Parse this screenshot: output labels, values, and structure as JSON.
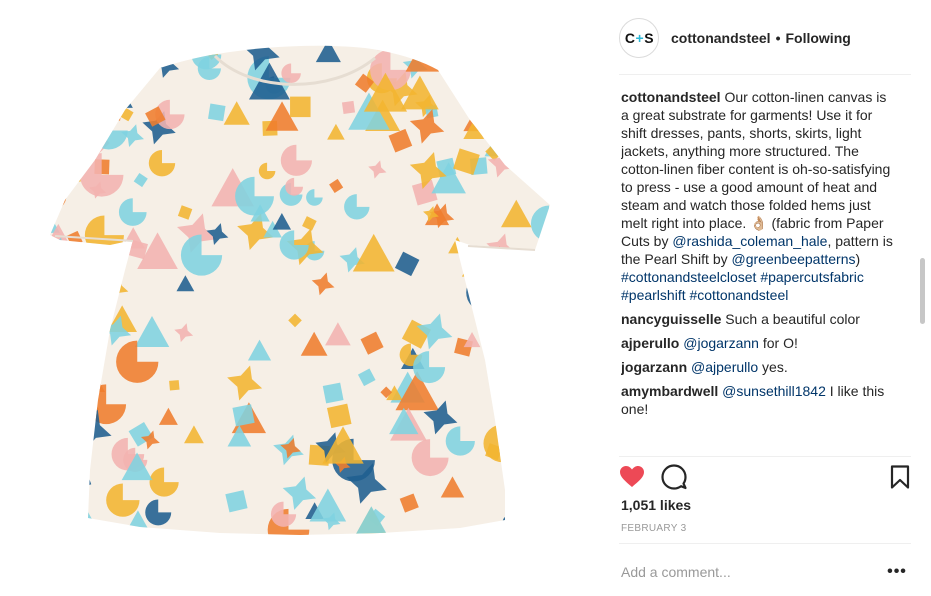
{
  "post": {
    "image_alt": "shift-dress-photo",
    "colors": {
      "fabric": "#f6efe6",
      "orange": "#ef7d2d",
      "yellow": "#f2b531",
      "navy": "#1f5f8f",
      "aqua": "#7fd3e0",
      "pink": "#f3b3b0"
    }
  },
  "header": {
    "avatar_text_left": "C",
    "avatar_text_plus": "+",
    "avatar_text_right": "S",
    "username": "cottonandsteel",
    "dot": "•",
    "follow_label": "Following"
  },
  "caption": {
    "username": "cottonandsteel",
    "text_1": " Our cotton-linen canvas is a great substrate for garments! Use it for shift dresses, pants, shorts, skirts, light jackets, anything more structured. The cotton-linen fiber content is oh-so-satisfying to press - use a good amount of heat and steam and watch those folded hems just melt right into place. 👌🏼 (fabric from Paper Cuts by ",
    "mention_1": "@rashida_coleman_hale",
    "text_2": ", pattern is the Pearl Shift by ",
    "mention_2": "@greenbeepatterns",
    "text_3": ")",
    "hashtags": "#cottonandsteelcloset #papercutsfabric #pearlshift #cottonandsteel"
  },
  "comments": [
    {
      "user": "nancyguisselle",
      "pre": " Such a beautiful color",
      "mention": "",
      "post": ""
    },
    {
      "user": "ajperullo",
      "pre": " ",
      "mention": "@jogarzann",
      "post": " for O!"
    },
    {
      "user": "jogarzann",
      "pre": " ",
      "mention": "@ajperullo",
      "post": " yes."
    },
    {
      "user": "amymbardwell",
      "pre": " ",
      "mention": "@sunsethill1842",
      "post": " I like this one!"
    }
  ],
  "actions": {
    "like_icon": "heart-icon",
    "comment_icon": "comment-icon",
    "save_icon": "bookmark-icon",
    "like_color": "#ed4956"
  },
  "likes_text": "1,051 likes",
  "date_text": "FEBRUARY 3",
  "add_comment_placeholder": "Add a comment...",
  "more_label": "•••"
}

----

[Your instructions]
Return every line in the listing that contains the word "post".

[Response to the exercise]
  "post": {
      "post": ""
      "post": " for O!"
      "post": " yes."
      "post": " I like this one!"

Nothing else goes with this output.